This is just one of the topics leaders from nearly 20 educational institutions discussed as they met earlier this month at the University of Michigan to explore new models for academic research and development.
Staff members who manage efforts like those of U-M’s Office of Academic Innovation came from places like MIT, Georgetown, Stanford, Arizona State, Dartmouth, Davidson, Southern New Hampshire and a number of other colleges and universities that are in various stages of growing their academic innovation efforts.
The sharing that took place represented what U-M President Mark Schlissel had in mind when he announced a focus on Academic Innovation at his annual faculty breakfast in the fall, during which he laid out initiatives for the new academic year. The president addressed participants at the conference called HAIL Storm, Harvesting Academic Innovation for Learners.

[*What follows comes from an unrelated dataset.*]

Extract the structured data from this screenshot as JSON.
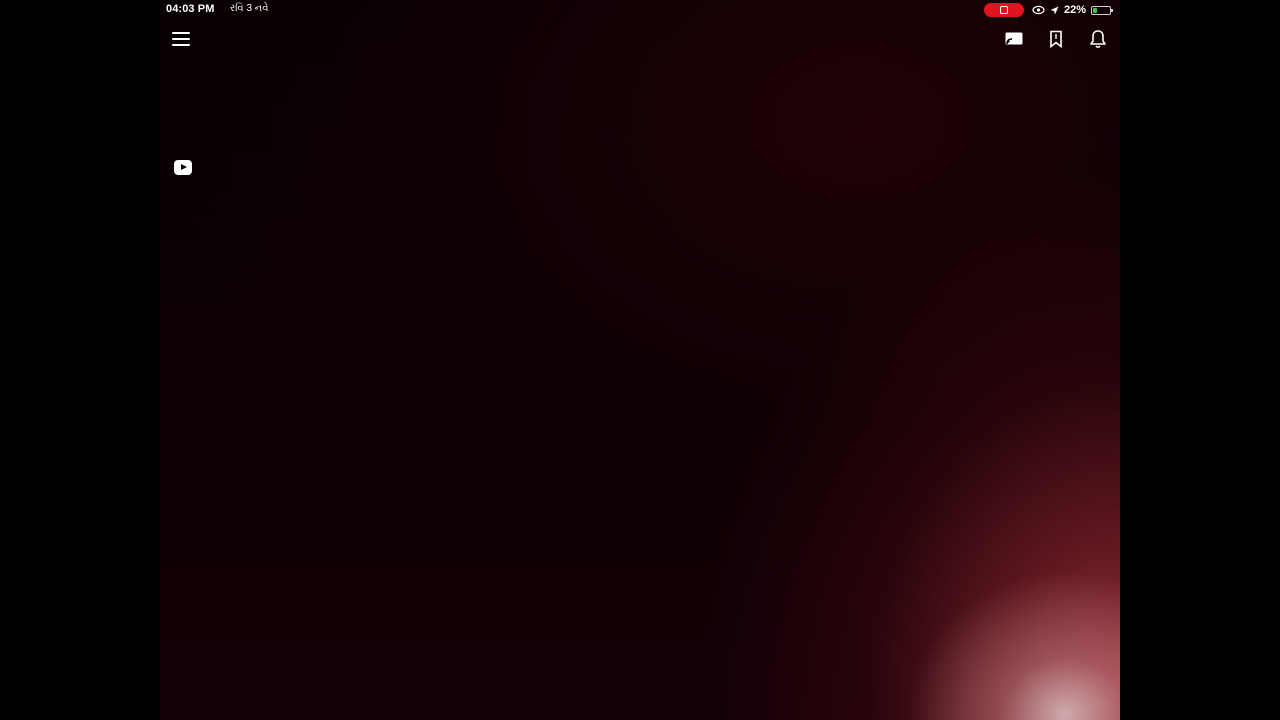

“We are taking the approach that there are limits to what one institution can do alone. We want to engage with others and approach the work ahead as partners,” Schlissel said. “Our institutions have different missions, different structures and different types of students. There is a tremendous amount we can learn from one another.
“If all of us are able to help build a nationwide culture of academic innovation, we have the best opportunity of seeing more successful collaborative projects. Your work as the top researchers and innovators in academic R&D and your commitment to experimentation give us a solid foundation moving forward.”
Leaders, many of whom have been recognized nationally for their work in this area, shared approaches that have worked and others that failed. They discussed the cultures of their institutions that often embrace experimentation but sometimes rail against “disruptive” change.
In opening remarks, James DeVaney, associate vice provost for academic innovation, posed tough questions to the group.
“Can we handle what happens next after we take a close look? Are our institutions equipped to absorb true accounts of where we are today? Can we handle the expectations we will set for ourselves and can we fight the urge to look away from imperfections?
“We’ve posed questions about participation, pipelines, partnerships, and intellectual property. We’ve underlined equity in education and meeting the needs of diverse learners as a shared interest. We’ve asked ourselves how we can convert growing momentum into a sustainable way of thinking and doing.”
The event was co-sponsored by EdSurge, an online resource for educators created in 2011 to provide information about what new technologies “can and cannot do to support learning,” according to its website.
EdSurge Director of Higher Education Allison Salisbury guided participants through sessions, one of which asked them to propose innovations that would assist with collaboration among the institutions.
“This is the first meeting of its kind to bring these R&D leaders together. These are the people who are leading innovation on their campuses,” Salisbury said. “Some will choose to end their involvement tomorrow but some teams likely will go on to collaborate.”
EdSurge interviewed Schlissel following his remarks to the team. He discussed the opportunities for using technology to strengthen educational quality, tailor content to meet student needs and transform teaching.